[[ Exercise inputs, beginning ]]
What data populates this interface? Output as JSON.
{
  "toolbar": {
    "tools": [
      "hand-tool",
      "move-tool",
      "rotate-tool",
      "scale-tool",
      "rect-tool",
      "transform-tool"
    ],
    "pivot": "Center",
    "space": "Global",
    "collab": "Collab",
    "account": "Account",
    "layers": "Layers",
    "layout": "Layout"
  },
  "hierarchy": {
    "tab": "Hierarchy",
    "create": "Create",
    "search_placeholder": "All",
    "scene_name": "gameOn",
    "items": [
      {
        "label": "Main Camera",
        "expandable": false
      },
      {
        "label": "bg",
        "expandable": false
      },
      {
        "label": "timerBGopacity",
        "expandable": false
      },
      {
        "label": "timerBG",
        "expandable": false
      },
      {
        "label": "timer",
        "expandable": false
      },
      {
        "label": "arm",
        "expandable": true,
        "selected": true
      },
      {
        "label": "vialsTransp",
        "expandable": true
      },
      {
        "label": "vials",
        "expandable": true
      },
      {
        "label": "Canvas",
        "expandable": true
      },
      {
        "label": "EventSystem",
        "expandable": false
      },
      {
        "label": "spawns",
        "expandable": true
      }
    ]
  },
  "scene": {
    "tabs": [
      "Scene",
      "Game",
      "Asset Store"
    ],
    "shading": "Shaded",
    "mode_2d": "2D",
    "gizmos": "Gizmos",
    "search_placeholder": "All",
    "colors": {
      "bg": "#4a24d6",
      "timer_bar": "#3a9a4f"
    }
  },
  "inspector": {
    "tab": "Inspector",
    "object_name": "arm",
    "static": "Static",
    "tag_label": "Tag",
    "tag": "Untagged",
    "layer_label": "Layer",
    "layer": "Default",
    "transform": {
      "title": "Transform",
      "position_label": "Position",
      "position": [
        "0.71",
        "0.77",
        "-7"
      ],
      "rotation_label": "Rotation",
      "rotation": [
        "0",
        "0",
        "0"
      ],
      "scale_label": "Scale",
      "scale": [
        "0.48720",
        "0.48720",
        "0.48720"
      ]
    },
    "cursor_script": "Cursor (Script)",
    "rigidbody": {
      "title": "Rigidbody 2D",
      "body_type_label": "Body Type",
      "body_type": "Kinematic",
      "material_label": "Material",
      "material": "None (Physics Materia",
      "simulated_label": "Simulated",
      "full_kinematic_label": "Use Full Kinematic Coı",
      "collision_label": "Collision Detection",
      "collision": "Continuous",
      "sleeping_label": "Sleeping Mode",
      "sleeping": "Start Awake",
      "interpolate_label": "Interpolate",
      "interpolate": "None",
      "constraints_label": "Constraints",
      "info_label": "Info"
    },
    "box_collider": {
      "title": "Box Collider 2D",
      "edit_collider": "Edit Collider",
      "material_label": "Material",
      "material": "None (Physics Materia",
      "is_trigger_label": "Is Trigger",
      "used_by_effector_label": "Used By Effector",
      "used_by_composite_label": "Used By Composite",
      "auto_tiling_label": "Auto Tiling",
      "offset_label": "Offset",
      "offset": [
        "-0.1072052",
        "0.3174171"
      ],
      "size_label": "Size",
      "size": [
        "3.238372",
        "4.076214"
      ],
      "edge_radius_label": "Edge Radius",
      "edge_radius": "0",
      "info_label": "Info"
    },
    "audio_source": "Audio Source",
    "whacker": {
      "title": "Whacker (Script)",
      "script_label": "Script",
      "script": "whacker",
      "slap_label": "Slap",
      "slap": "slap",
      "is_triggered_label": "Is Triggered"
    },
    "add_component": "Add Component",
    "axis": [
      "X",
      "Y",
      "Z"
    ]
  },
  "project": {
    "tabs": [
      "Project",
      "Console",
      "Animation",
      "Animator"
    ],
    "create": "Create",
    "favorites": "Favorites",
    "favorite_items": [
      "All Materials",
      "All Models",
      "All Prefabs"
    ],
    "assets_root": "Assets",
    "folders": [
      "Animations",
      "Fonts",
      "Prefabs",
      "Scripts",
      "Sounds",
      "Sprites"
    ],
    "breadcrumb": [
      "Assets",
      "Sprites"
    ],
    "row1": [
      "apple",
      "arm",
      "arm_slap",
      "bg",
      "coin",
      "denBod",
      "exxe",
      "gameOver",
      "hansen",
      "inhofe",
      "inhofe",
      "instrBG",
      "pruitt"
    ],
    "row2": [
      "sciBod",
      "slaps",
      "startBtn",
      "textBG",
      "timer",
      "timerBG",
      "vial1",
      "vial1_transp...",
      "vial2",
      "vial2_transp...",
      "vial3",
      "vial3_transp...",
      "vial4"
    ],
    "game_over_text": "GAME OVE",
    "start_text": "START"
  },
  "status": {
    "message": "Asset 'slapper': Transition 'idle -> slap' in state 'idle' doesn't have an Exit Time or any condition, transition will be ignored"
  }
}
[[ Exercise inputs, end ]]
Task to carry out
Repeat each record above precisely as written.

Exercise output
What data populates this interface? Output as JSON.
{
  "toolbar": {
    "tools": [
      "hand-tool",
      "move-tool",
      "rotate-tool",
      "scale-tool",
      "rect-tool",
      "transform-tool"
    ],
    "pivot": "Center",
    "space": "Global",
    "collab": "Collab",
    "account": "Account",
    "layers": "Layers",
    "layout": "Layout"
  },
  "hierarchy": {
    "tab": "Hierarchy",
    "create": "Create",
    "search_placeholder": "All",
    "scene_name": "gameOn",
    "items": [
      {
        "label": "Main Camera",
        "expandable": false
      },
      {
        "label": "bg",
        "expandable": false
      },
      {
        "label": "timerBGopacity",
        "expandable": false
      },
      {
        "label": "timerBG",
        "expandable": false
      },
      {
        "label": "timer",
        "expandable": false
      },
      {
        "label": "arm",
        "expandable": true,
        "selected": true
      },
      {
        "label": "vialsTransp",
        "expandable": true
      },
      {
        "label": "vials",
        "expandable": true
      },
      {
        "label": "Canvas",
        "expandable": true
      },
      {
        "label": "EventSystem",
        "expandable": false
      },
      {
        "label": "spawns",
        "expandable": true
      }
    ]
  },
  "scene": {
    "tabs": [
      "Scene",
      "Game",
      "Asset Store"
    ],
    "shading": "Shaded",
    "mode_2d": "2D",
    "gizmos": "Gizmos",
    "search_placeholder": "All",
    "colors": {
      "bg": "#4a24d6",
      "timer_bar": "#3a9a4f"
    }
  },
  "inspector": {
    "tab": "Inspector",
    "object_name": "arm",
    "static": "Static",
    "tag_label": "Tag",
    "tag": "Untagged",
    "layer_label": "Layer",
    "layer": "Default",
    "transform": {
      "title": "Transform",
      "position_label": "Position",
      "position": [
        "0.71",
        "0.77",
        "-7"
      ],
      "rotation_label": "Rotation",
      "rotation": [
        "0",
        "0",
        "0"
      ],
      "scale_label": "Scale",
      "scale": [
        "0.48720",
        "0.48720",
        "0.48720"
      ]
    },
    "cursor_script": "Cursor (Script)",
    "rigidbody": {
      "title": "Rigidbody 2D",
      "body_type_label": "Body Type",
      "body_type": "Kinematic",
      "material_label": "Material",
      "material": "None (Physics Materia",
      "simulated_label": "Simulated",
      "full_kinematic_label": "Use Full Kinematic Coı",
      "collision_label": "Collision Detection",
      "collision": "Continuous",
      "sleeping_label": "Sleeping Mode",
      "sleeping": "Start Awake",
      "interpolate_label": "Interpolate",
      "interpolate": "None",
      "constraints_label": "Constraints",
      "info_label": "Info"
    },
    "box_collider": {
      "title": "Box Collider 2D",
      "edit_collider": "Edit Collider",
      "material_label": "Material",
      "material": "None (Physics Materia",
      "is_trigger_label": "Is Trigger",
      "used_by_effector_label": "Used By Effector",
      "used_by_composite_label": "Used By Composite",
      "auto_tiling_label": "Auto Tiling",
      "offset_label": "Offset",
      "offset": [
        "-0.1072052",
        "0.3174171"
      ],
      "size_label": "Size",
      "size": [
        "3.238372",
        "4.076214"
      ],
      "edge_radius_label": "Edge Radius",
      "edge_radius": "0",
      "info_label": "Info"
    },
    "audio_source": "Audio Source",
    "whacker": {
      "title": "Whacker (Script)",
      "script_label": "Script",
      "script": "whacker",
      "slap_label": "Slap",
      "slap": "slap",
      "is_triggered_label": "Is Triggered"
    },
    "add_component": "Add Component",
    "axis": [
      "X",
      "Y",
      "Z"
    ]
  },
  "project": {
    "tabs": [
      "Project",
      "Console",
      "Animation",
      "Animator"
    ],
    "create": "Create",
    "favorites": "Favorites",
    "favorite_items": [
      "All Materials",
      "All Models",
      "All Prefabs"
    ],
    "assets_root": "Assets",
    "folders": [
      "Animations",
      "Fonts",
      "Prefabs",
      "Scripts",
      "Sounds",
      "Sprites"
    ],
    "breadcrumb": [
      "Assets",
      "Sprites"
    ],
    "row1": [
      "apple",
      "arm",
      "arm_slap",
      "bg",
      "coin",
      "denBod",
      "exxe",
      "gameOver",
      "hansen",
      "inhofe",
      "inhofe",
      "instrBG",
      "pruitt"
    ],
    "row2": [
      "sciBod",
      "slaps",
      "startBtn",
      "textBG",
      "timer",
      "timerBG",
      "vial1",
      "vial1_transp...",
      "vial2",
      "vial2_transp...",
      "vial3",
      "vial3_transp...",
      "vial4"
    ],
    "game_over_text": "GAME OVE",
    "start_text": "START"
  },
  "status": {
    "message": "Asset 'slapper': Transition 'idle -> slap' in state 'idle' doesn't have an Exit Time or any condition, transition will be ignored"
  }
}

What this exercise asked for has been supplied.